Mr White told the crowd that schools in West Sussex received 70 per cent less funding than schools in some areas of London, adding: “I don’t want London schools to have less, I want West Sussex schools to have more.

“The school funding crisis is not a myth, it’s why we are all here.”

John Gadd, head of Thomas a Becket School, in Worthing, said: “We’ve got to continue to stand up for what’s fair and right.

“Our children’s education is being short-changed, their life chances short-changed and our country’s future short-changed.

“The number of people here today show the strength of feeling and by working together we’ll get our voices heard.”

Mr Loughton added: “This cause was actively and vociferously supported by Conservative MPs well before the SOS campaign was set up.

“We persuaded the Government to bring in a new fair funding formula for schools to deal with the arbitrary system which left West Sussex schools much worse funded than London ones especially.

“We lobbied Government for extra money and the additional £28m announced for West Sussex will help with some benefitting from double digit rises over the next two years.”

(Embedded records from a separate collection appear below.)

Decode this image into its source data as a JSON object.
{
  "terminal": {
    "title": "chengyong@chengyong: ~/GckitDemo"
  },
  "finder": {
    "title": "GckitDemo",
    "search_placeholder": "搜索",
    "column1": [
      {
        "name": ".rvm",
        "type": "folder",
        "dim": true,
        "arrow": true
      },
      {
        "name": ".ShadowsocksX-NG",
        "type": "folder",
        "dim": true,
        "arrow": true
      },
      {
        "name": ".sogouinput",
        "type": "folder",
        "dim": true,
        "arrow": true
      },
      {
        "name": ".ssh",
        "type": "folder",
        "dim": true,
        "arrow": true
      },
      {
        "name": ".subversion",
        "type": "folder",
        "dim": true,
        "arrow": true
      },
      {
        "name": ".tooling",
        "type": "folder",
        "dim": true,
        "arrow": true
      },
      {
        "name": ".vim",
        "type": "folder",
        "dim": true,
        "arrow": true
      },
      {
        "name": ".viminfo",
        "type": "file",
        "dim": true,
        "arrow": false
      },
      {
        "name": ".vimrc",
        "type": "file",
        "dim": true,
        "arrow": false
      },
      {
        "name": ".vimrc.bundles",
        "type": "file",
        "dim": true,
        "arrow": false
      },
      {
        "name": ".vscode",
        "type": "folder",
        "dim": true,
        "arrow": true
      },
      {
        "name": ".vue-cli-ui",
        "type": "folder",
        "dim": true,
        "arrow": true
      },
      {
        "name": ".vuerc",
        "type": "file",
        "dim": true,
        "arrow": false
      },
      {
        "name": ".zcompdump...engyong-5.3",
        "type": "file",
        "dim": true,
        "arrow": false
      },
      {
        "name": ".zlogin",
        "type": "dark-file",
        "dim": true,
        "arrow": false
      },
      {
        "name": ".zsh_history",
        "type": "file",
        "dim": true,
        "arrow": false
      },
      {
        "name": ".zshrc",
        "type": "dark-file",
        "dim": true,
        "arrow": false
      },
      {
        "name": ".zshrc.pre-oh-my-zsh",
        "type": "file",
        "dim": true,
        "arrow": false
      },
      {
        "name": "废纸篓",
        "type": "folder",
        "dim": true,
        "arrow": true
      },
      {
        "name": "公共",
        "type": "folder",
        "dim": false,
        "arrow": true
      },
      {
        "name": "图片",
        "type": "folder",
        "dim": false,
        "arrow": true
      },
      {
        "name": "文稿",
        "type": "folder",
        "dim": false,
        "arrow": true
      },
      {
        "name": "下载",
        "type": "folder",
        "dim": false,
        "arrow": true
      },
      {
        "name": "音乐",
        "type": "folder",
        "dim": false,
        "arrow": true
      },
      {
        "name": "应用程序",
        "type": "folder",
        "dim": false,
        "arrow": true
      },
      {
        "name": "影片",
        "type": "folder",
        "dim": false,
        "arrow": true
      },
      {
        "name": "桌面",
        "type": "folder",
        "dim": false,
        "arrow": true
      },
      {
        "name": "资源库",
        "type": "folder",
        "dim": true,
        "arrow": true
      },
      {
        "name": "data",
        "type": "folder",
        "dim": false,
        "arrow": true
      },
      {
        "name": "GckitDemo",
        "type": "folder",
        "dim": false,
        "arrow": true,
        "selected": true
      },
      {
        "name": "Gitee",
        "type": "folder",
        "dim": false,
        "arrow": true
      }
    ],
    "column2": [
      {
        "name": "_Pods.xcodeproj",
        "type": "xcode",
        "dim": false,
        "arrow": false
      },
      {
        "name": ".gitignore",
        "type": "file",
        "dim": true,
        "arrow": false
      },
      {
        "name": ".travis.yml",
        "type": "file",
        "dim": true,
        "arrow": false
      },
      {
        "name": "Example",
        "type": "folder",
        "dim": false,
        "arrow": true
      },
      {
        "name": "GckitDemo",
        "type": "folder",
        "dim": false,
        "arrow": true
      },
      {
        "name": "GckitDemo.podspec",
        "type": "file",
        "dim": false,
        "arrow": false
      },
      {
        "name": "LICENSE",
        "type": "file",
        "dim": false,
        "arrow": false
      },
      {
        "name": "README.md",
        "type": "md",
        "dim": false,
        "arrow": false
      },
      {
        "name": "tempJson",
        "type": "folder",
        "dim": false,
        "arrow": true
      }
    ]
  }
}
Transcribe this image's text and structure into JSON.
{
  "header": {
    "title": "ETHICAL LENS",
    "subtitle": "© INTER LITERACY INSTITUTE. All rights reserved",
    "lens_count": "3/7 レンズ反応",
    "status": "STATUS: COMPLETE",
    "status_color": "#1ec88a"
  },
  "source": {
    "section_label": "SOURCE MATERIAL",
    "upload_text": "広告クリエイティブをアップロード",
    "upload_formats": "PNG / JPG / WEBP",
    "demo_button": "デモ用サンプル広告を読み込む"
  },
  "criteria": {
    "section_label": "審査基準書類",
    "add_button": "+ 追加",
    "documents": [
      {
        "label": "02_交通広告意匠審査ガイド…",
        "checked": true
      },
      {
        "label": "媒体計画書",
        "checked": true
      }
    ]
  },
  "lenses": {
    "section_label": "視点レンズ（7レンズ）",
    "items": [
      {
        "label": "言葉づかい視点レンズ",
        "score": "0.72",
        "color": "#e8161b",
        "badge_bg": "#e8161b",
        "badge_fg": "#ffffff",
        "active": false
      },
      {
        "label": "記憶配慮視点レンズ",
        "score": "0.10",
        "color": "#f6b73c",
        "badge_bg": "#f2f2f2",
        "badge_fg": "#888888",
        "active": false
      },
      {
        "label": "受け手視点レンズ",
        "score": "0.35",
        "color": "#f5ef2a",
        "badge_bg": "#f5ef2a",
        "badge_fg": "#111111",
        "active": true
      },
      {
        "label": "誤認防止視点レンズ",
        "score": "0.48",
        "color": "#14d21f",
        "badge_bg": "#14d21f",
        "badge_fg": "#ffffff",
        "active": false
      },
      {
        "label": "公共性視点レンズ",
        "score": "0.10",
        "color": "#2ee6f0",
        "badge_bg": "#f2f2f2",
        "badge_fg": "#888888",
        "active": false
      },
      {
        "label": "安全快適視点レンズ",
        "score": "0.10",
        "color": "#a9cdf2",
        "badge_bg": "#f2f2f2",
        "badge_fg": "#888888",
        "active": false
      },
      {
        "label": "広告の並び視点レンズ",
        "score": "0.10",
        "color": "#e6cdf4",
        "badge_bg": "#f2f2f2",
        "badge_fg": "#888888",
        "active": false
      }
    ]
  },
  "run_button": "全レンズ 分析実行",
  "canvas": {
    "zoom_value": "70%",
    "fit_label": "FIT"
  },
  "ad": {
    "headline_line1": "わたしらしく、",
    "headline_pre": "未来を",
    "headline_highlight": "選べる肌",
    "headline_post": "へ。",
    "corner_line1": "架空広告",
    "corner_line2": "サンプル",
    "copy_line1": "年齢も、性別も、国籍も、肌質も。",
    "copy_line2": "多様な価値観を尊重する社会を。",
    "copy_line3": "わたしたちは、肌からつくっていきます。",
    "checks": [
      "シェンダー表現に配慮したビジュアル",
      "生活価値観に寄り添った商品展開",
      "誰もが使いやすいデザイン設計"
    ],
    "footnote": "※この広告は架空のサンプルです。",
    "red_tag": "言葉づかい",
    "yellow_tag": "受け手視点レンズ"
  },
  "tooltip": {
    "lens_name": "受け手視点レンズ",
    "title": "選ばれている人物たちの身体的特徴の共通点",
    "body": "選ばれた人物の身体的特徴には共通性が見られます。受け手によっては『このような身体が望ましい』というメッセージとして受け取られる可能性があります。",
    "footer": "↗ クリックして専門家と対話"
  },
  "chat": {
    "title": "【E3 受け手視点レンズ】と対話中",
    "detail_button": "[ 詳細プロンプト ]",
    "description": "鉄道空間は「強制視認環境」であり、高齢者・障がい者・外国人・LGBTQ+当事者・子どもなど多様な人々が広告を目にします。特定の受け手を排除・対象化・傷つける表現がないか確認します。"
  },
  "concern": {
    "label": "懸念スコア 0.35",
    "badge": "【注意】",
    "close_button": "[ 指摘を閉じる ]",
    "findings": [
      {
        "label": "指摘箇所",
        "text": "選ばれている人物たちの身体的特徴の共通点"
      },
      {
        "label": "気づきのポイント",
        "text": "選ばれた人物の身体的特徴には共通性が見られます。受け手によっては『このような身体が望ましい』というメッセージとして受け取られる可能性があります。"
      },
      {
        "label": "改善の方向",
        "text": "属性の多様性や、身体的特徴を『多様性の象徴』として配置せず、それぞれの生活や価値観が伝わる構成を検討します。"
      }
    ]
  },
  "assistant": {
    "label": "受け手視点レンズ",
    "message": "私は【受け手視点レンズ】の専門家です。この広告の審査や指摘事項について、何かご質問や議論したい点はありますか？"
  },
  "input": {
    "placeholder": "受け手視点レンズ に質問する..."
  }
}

The National Funding Formula saw £1.3bn added to the country’s education budget over two years, taking it to £43.5bn by 2019/20.

But headteachers have warned schools will actually be worse off due to rising costs, including wages and pension and National Insurance contributions.

This point will be among the issues examined by a cross-party inquiry into school funding, which was launched last week.

Chaired by Robert Halfon, Conservative MP for Harlow, the education select committee will look into whether a longer-term plan for investment in education is needed.

Launching the inquiry, Mr Halfon said: “Young people are in compulsory education for around 13 years, yet Government only plans investment in education every three or four years.

“We need to move to a situation where education funding is not driven primarily by Treasury processes but rather by a long-term strategic assessment of our national priorities for education and skills.”

The inquiry was welcomed by the county’s headteachers.

Pan Panayiotou, of Worthing High, said: “A cross-party inquiry will only reveal what we as senior leaders have been saying for some time and that the funding formula is not fair by any definition and is underfunded.

“The Worth Less? campaign has been able to provide a strong platform and voice for us as headteachers and something needs to be actioned asap by government to address the shortfall in school budgets.

“Schools are having to make difficult decisions in order to balance their budgets and sadly this is leading to a narrowing of curriculum choices and redundancies in some schools.”

Mr Loughton and the other West Sussex MPs met education secretary Damian Hinds last week to discuss the funding problems faced by the county’s schools.

He said: “Whilst welcoming progress so far we made it very clear to the education secretary last week that we still need to go a lot further.

“Last summer I invited all local heads to a roundtable and asked them to provide specific examples of funding pressures on their own schools rather than national circular letters going round.

“This gives me the best ammunition when lobbying for better funding.

“Unfortunately only three schools obliged, so now I am inviting all chairs of governors to meet again to update me with some local details I can use so together we can finally get the fair deal for West Sussex children that we all want and they deserve.”